Study material »

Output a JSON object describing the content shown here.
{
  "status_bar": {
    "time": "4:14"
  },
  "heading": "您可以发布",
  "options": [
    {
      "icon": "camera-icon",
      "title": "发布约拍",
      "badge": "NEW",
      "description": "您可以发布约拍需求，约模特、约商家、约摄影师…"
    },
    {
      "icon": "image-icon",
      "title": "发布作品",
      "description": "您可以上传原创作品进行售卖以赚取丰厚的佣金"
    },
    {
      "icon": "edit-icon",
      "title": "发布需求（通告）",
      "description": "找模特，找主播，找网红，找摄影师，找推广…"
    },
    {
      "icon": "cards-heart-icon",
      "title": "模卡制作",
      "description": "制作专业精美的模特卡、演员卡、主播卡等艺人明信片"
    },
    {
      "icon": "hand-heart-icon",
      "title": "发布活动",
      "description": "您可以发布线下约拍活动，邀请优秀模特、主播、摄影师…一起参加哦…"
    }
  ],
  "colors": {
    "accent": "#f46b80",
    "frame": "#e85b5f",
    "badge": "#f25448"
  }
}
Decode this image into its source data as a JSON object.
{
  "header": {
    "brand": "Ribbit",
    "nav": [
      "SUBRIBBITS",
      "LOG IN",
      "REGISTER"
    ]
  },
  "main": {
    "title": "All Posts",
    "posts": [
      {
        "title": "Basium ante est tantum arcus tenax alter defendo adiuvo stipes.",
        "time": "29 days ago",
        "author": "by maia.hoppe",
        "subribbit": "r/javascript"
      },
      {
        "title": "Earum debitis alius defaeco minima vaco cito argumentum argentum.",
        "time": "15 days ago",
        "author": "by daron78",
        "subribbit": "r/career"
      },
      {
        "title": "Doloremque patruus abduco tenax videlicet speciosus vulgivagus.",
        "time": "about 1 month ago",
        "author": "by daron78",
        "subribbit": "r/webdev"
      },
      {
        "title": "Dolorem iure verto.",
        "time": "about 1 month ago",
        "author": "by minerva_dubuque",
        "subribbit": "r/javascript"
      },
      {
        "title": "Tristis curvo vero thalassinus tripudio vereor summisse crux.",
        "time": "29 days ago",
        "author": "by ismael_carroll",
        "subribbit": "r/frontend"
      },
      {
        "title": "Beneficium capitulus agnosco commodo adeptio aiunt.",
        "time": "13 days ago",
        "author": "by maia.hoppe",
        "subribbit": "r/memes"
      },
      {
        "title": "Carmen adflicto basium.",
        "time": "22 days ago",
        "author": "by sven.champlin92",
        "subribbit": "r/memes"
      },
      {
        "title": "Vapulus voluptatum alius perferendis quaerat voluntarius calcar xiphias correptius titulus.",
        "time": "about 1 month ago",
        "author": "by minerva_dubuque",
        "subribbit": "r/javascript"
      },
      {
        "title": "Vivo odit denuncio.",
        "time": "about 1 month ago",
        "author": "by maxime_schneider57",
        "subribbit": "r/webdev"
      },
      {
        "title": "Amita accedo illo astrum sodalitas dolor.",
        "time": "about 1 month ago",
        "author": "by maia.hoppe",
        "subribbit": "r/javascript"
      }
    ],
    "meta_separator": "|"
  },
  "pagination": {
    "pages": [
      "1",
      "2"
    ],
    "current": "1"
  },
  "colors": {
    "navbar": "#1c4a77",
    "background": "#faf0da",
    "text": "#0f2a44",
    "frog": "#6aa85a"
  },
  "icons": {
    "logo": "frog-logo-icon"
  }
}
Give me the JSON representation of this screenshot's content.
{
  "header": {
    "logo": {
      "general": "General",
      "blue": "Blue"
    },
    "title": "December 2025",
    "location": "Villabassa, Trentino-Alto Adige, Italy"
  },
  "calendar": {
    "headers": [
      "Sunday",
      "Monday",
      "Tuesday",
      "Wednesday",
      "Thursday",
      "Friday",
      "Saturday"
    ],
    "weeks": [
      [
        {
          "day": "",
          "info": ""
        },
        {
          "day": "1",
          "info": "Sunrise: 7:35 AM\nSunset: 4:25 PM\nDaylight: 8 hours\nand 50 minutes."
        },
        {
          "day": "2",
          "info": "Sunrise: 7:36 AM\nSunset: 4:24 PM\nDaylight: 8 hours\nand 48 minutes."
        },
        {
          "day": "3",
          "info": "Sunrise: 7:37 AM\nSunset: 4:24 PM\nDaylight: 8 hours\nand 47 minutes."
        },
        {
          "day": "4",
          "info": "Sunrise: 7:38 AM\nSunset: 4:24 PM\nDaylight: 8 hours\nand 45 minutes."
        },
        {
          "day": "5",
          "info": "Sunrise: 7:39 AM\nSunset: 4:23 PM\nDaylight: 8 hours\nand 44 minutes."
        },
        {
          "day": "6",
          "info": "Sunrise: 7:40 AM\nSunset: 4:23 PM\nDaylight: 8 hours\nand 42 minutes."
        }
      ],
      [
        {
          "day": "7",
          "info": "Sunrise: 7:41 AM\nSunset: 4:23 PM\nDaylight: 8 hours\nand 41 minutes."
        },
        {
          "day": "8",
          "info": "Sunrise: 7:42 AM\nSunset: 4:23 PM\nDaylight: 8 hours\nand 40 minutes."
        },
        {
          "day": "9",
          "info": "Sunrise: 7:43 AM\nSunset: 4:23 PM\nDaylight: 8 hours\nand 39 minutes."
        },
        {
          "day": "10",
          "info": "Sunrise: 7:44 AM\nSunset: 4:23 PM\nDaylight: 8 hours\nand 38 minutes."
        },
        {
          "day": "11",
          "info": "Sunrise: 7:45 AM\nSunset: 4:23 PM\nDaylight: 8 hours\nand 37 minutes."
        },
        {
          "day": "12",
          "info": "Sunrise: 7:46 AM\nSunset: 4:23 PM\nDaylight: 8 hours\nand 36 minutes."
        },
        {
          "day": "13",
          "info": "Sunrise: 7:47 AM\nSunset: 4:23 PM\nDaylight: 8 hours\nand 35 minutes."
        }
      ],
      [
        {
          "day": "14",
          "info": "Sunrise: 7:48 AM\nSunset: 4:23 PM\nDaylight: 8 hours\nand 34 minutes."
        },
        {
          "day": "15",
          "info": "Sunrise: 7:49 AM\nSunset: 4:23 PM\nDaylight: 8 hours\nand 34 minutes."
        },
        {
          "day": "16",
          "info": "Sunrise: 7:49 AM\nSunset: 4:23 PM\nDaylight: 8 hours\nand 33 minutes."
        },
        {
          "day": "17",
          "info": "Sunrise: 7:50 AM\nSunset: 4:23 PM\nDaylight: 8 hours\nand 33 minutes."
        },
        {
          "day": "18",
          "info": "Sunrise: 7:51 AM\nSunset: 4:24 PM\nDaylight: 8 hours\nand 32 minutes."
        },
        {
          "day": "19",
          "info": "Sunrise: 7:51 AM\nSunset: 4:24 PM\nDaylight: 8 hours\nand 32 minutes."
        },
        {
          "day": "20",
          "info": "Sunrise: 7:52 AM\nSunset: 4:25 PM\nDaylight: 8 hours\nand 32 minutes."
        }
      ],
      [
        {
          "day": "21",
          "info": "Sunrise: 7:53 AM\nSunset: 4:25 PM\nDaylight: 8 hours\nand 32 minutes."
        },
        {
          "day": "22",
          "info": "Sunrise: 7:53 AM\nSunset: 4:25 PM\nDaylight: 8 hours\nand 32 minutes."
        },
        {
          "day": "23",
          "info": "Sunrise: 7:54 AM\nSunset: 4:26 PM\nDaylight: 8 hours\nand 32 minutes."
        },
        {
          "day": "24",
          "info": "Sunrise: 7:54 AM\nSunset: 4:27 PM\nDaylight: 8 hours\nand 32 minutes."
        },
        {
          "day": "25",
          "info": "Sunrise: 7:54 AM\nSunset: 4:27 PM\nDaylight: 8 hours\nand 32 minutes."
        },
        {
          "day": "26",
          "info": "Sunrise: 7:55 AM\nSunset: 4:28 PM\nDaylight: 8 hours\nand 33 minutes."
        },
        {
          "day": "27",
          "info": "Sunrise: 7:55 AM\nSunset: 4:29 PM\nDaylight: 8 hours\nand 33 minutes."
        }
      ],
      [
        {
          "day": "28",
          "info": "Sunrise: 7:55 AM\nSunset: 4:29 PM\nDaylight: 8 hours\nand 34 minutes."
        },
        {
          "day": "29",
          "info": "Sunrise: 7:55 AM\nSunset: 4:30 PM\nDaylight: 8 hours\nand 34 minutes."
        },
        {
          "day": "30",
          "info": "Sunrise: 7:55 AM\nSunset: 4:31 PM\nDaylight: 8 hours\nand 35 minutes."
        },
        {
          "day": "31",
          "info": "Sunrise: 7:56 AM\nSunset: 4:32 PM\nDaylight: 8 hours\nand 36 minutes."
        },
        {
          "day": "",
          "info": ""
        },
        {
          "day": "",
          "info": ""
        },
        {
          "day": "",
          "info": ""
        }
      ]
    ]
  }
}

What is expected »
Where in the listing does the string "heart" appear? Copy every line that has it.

Task solution »
      "icon": "cards-heart-icon",
      "icon": "hand-heart-icon",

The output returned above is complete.